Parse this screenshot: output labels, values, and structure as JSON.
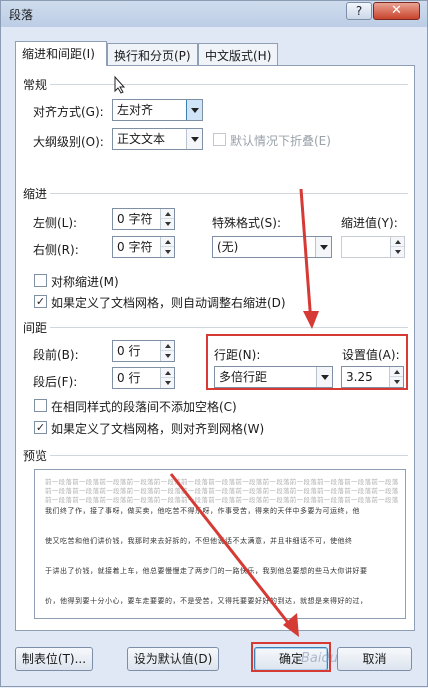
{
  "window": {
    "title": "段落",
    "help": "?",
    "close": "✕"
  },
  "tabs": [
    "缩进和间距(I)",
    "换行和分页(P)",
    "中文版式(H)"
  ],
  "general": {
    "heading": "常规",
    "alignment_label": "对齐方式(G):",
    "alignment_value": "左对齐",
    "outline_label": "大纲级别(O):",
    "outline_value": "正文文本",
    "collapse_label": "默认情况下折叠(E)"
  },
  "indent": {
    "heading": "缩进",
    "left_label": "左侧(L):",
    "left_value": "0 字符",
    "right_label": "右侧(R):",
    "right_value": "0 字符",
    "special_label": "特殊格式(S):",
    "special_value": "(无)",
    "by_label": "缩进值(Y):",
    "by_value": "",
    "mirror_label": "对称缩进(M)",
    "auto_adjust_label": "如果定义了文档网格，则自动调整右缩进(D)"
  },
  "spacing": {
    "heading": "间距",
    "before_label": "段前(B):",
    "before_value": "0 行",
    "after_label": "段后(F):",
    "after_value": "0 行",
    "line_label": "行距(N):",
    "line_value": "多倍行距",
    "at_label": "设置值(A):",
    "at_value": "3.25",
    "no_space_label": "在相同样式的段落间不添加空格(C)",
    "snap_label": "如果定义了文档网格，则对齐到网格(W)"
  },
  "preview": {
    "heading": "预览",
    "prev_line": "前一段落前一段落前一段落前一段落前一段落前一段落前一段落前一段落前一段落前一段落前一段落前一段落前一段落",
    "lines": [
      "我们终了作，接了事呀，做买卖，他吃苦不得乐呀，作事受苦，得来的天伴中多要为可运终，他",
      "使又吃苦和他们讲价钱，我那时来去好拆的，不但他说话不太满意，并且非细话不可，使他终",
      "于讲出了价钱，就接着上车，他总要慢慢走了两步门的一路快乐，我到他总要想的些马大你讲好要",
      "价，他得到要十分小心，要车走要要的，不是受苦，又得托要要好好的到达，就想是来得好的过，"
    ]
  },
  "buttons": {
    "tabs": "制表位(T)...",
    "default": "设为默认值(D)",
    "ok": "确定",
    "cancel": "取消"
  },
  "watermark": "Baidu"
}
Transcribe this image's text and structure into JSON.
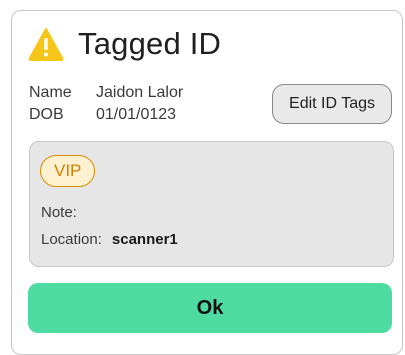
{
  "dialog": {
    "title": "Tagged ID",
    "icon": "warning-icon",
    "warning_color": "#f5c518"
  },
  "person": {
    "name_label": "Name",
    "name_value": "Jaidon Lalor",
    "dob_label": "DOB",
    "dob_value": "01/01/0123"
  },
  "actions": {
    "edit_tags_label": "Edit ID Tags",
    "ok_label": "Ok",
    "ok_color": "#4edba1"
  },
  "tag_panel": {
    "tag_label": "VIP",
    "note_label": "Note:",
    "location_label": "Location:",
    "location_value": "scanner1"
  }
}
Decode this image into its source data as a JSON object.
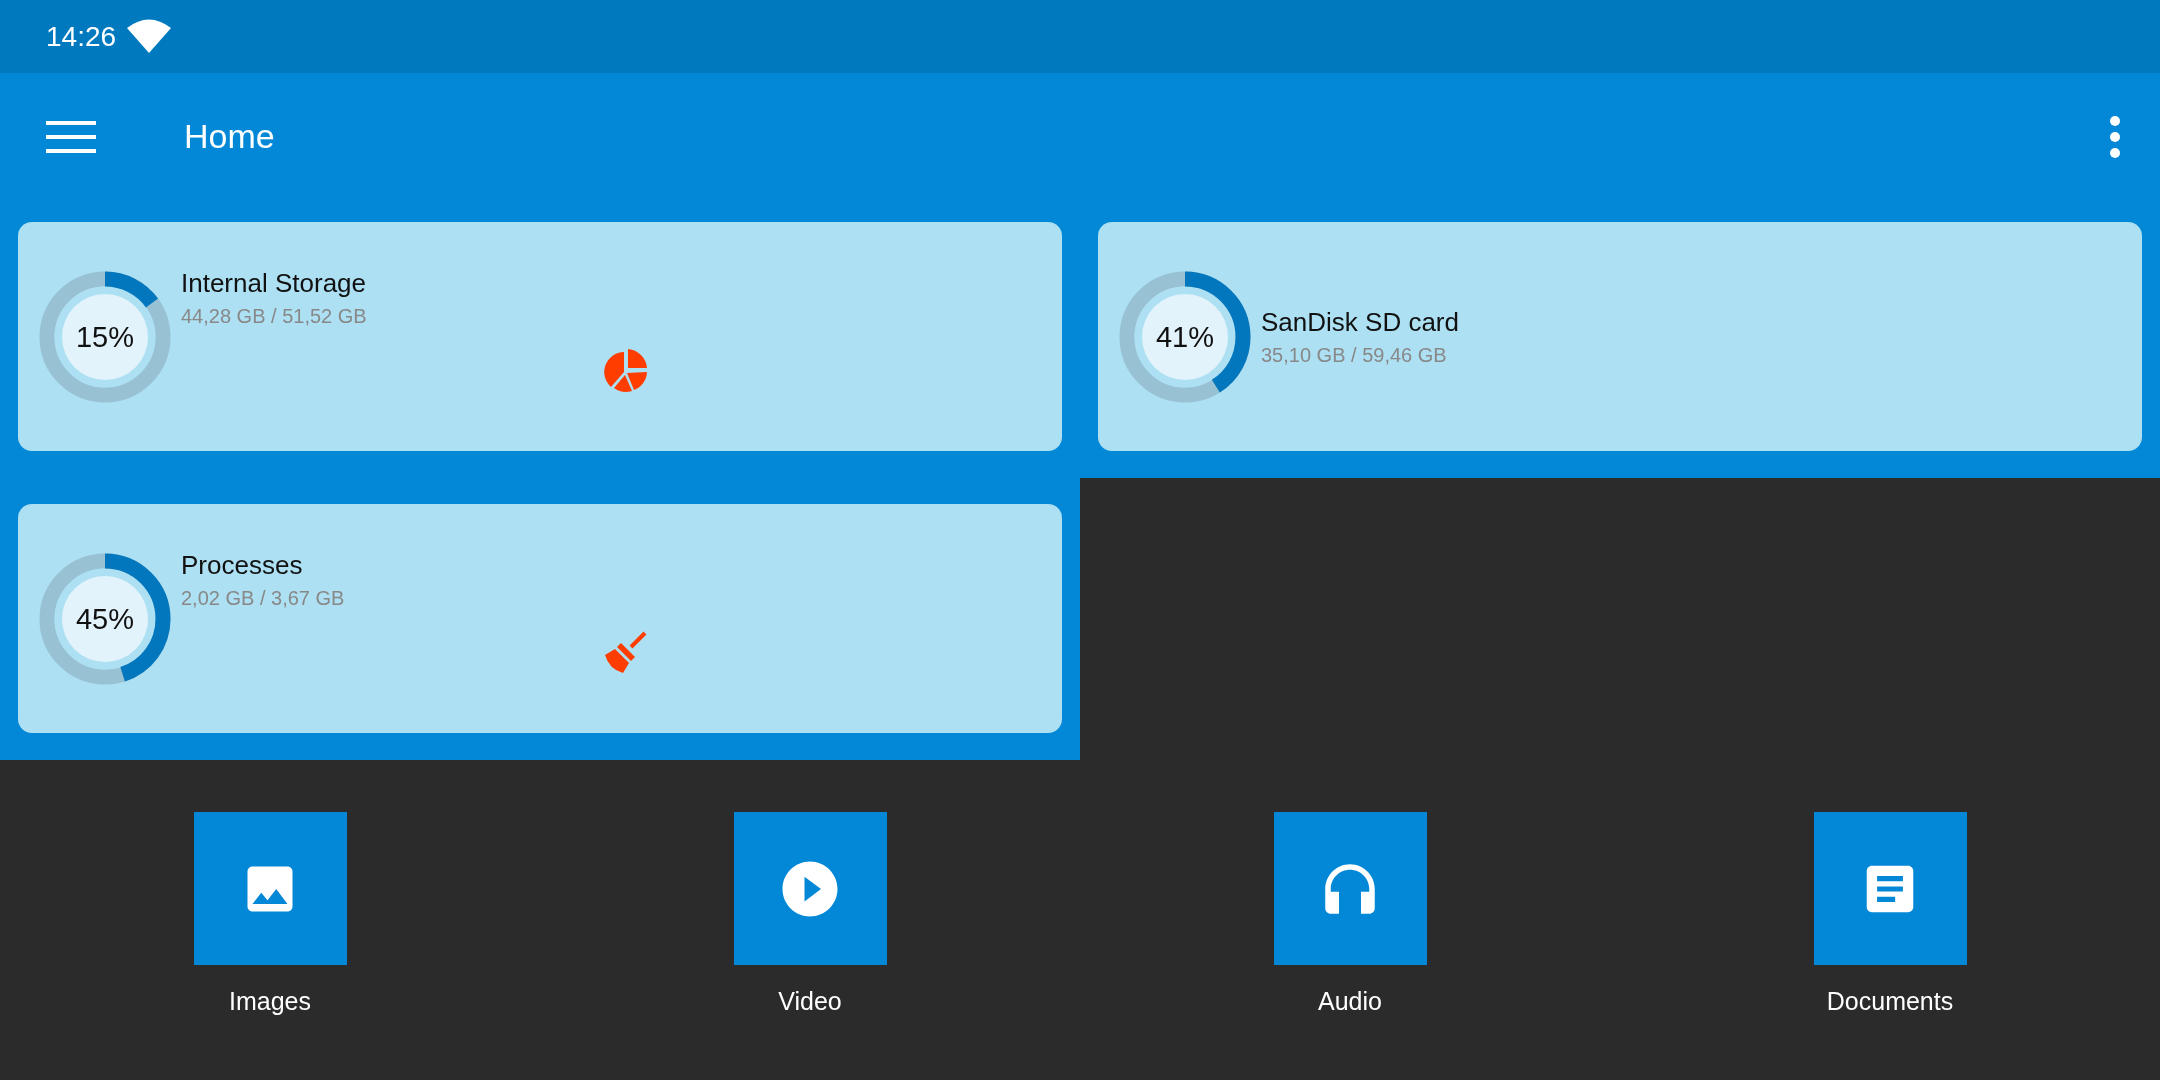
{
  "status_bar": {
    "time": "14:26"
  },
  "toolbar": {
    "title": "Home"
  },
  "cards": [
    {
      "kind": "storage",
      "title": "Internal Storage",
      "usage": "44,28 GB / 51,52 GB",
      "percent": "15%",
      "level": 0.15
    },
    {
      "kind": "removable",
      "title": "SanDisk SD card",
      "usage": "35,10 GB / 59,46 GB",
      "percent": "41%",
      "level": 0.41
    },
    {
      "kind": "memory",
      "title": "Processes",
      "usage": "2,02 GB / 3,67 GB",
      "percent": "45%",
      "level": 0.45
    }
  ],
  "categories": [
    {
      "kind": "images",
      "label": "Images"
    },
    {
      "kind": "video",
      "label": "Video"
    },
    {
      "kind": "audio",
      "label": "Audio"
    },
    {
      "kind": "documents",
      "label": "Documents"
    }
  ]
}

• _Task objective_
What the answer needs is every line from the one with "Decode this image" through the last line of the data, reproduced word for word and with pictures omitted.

• _Answer_
Decode this image into its source data as a JSON object.
{
  "status_bar": {
    "time": "14:26"
  },
  "toolbar": {
    "title": "Home"
  },
  "cards": [
    {
      "kind": "storage",
      "title": "Internal Storage",
      "usage": "44,28 GB / 51,52 GB",
      "percent": "15%",
      "level": 0.15
    },
    {
      "kind": "removable",
      "title": "SanDisk SD card",
      "usage": "35,10 GB / 59,46 GB",
      "percent": "41%",
      "level": 0.41
    },
    {
      "kind": "memory",
      "title": "Processes",
      "usage": "2,02 GB / 3,67 GB",
      "percent": "45%",
      "level": 0.45
    }
  ],
  "categories": [
    {
      "kind": "images",
      "label": "Images"
    },
    {
      "kind": "video",
      "label": "Video"
    },
    {
      "kind": "audio",
      "label": "Audio"
    },
    {
      "kind": "documents",
      "label": "Documents"
    }
  ]
}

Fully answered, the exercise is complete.